After completing their PhD at New York University (NYU) in 2021, Kate taught at NYU and Durham University, before joining St Hugh’s College, Oxford, to take up the Powys Roberts Postdoctoral Fellowship in Modern Languages.
Kate’s work has appeared in The Italianist and NeMLA Italian Studies. They are an Assistant Editor for gender/sexuality/italy. Kate is currently finishing their first book project, Making the Italian Songbook: Gender and Compilation from Old Occitan Song to Medieval Italian Lyric, that investigates how gender operates within Italy’s medieval poetry books. Drawing on theorists such as Lauren Berlant, Making the Italian Songbook argues that the material aspect of the songbook shapes how gender emerges from the medieval poetry book. The figures of women poets and speakers found in Italy’s collections of medieval poetry shape the Italian songbook as it develops into the authorial collection. The book argues that gender functions as an aesthetic category, like a genre, within the Italian poetry book, expressing the tensions inherent within northern Italy’s plurilingual vernacular culture. Kate’s second book project, Fantasies of Empire in Medieval Italy, focusses on how Italy’s medieval literatures conceptualized “empire” and the ways these literatures were then used to support modern colonial projects.

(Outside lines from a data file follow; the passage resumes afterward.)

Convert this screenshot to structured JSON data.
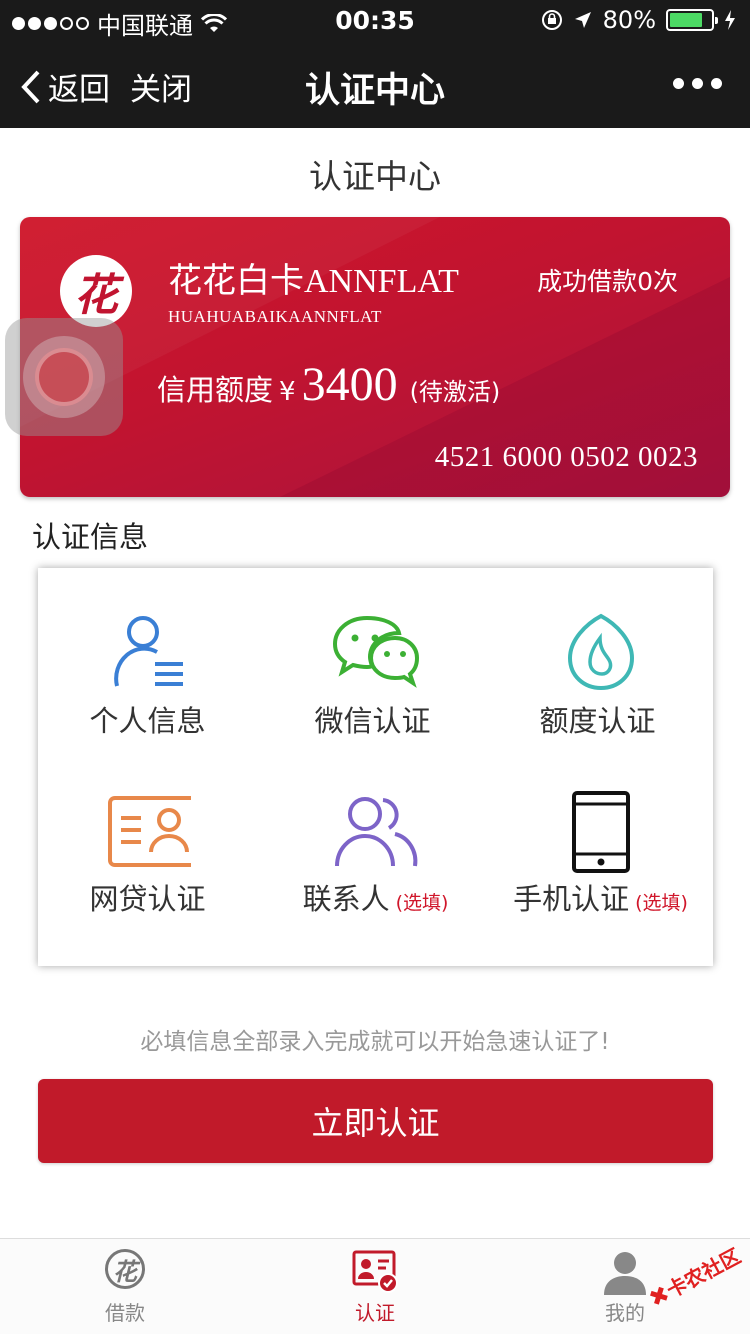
{
  "status_bar": {
    "carrier": "中国联通",
    "time": "00:35",
    "battery": "80%",
    "battery_level": 0.8
  },
  "nav": {
    "back_label": "返回",
    "close_label": "关闭",
    "title": "认证中心"
  },
  "page_title": "认证中心",
  "card": {
    "logo_char": "花",
    "name": "花花白卡ANNFLAT",
    "subtitle": "HUAHUABAIKAANNFLAT",
    "loan_count": "成功借款0次",
    "credit_label": "信用额度",
    "currency": "¥",
    "credit_amount": "3400",
    "credit_status": "(待激活)",
    "card_number": "4521 6000 0502 0023"
  },
  "section_label": "认证信息",
  "grid": {
    "items": [
      {
        "label": "个人信息",
        "optional": ""
      },
      {
        "label": "微信认证",
        "optional": ""
      },
      {
        "label": "额度认证",
        "optional": ""
      },
      {
        "label": "网贷认证",
        "optional": ""
      },
      {
        "label": "联系人",
        "optional": "(选填)"
      },
      {
        "label": "手机认证",
        "optional": "(选填)"
      }
    ]
  },
  "hint": "必填信息全部录入完成就可以开始急速认证了!",
  "cta_label": "立即认证",
  "tabbar": {
    "tabs": [
      {
        "label": "借款",
        "icon_char": "花"
      },
      {
        "label": "认证"
      },
      {
        "label": "我的"
      }
    ],
    "active": "认证"
  },
  "watermark": "卡农社区",
  "colors": {
    "brand_red": "#c11a2a",
    "wechat_green": "#3cb034",
    "blue": "#3a7fd5",
    "teal": "#3fb8b5",
    "orange": "#e8884a",
    "purple": "#7d64c8"
  }
}
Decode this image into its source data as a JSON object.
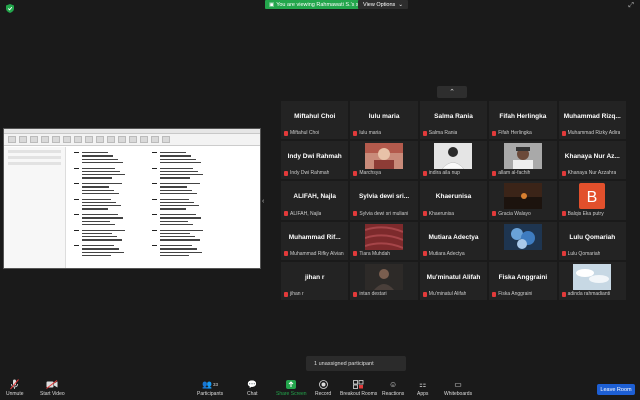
{
  "top": {
    "viewing_text": "You are viewing Rahmawati S.'s screen",
    "view_options": "View Options"
  },
  "gallery": {
    "tiles": [
      {
        "big": "Miftahul Choi",
        "small": "Miftahul Choi",
        "photo": ""
      },
      {
        "big": "lulu maria",
        "small": "lulu maria",
        "photo": ""
      },
      {
        "big": "Salma Rania",
        "small": "Salma Rania",
        "photo": ""
      },
      {
        "big": "Fifah Herlingka",
        "small": "Fifah Herlingka",
        "photo": ""
      },
      {
        "big": "Muhammad Rizq...",
        "small": "Muhammad Rizky Adira",
        "photo": ""
      },
      {
        "big": "Indy Dwi Rahmah",
        "small": "Indy Dwi Rahmah",
        "photo": ""
      },
      {
        "big": "",
        "small": "Marchsya",
        "photo": "girl-red"
      },
      {
        "big": "",
        "small": "indira aila nup",
        "photo": "white-shirt"
      },
      {
        "big": "",
        "small": "allam al-fachih",
        "photo": "man-cap"
      },
      {
        "big": "Khanaya Nur Az...",
        "small": "Khanaya Nur Azzahra",
        "photo": ""
      },
      {
        "big": "ALIFAH, Najla",
        "small": "ALIFAH, Najla",
        "photo": ""
      },
      {
        "big": "Sylvia dewi sri...",
        "small": "Sylvia dewi sri muliani",
        "photo": ""
      },
      {
        "big": "Khaerunisa",
        "small": "Khaerunisa",
        "photo": ""
      },
      {
        "big": "",
        "small": "Gracia Walayo",
        "photo": "sunset"
      },
      {
        "big": "",
        "small": "Balqis Eka putry",
        "photo": "letter-b"
      },
      {
        "big": "Muhammad Rif...",
        "small": "Muhammad Rifky Alvian",
        "photo": ""
      },
      {
        "big": "",
        "small": "Tiara Muhdah",
        "photo": "fabric"
      },
      {
        "big": "Mutiara Adectya",
        "small": "Mutiara Adectya",
        "photo": ""
      },
      {
        "big": "",
        "small": "",
        "photo": "balloons"
      },
      {
        "big": "Lulu Qomariah",
        "small": "Lulu Qomariah",
        "photo": ""
      },
      {
        "big": "jihan r",
        "small": "jihan r",
        "photo": ""
      },
      {
        "big": "",
        "small": "intan destari",
        "photo": "person-dark"
      },
      {
        "big": "Mu'minatul Alifah",
        "small": "Mu'minatul Alifah",
        "photo": ""
      },
      {
        "big": "Fiska Anggraini",
        "small": "Fiska Anggraini",
        "photo": ""
      },
      {
        "big": "",
        "small": "adinda rahmadianti",
        "photo": "clouds"
      }
    ]
  },
  "unassigned": "1 unassigned participant",
  "toolbar": {
    "unmute": "Unmute",
    "start_video": "Start Video",
    "participants": "Participants",
    "participants_count": "33",
    "chat": "Chat",
    "share_screen": "Share Screen",
    "record": "Record",
    "breakout_rooms": "Breakout Rooms",
    "reactions": "Reactions",
    "apps": "Apps",
    "whiteboards": "Whiteboards",
    "leave": "Leave Room"
  },
  "colors": {
    "accent_green": "#23a64c",
    "leave_blue": "#1d5fd4",
    "muted_red": "#e23a3a",
    "tile_bg": "#232323"
  }
}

Kate welcomes enquiries from colleagues and students interested in discussing their research topics, or related interests.
|“‘Facce a parlar pronte’: Speaking Women in Vita nuova 18-19 and Occitan Songbook Vatican Latin 3207 (H)”, NeMLA Italian Studies, XLIII (2021): 123-141.|
|“‘Sono Masochista?’: Patrizia Valduga and the Poetics of Masochism”, The Italianist 40, no.1 (2020): 103-121.|
|Review: “Rime e libri delle rime di Dante. Tra medioevo e primo rinascimento” by Laura Banella, Bibliotheca Dantesca: Journal of Dante Studies 5 (2022): 374-376.|
|Review: “Dante’s Lyric Redemption: Eros, Salvation, Vernacular Tradition” by Tristan Kay, Italica 95, no. 4 (2018): 661 – 663.|
|General Reader Publication|
|“A Name Is Not Enough: The Trobairitz and Problem of Medieval Women Poets”,
Blog Post for Women’s Literary Culture and the Medieval Canon,
An International Network Funded by the Leverhulme Trust.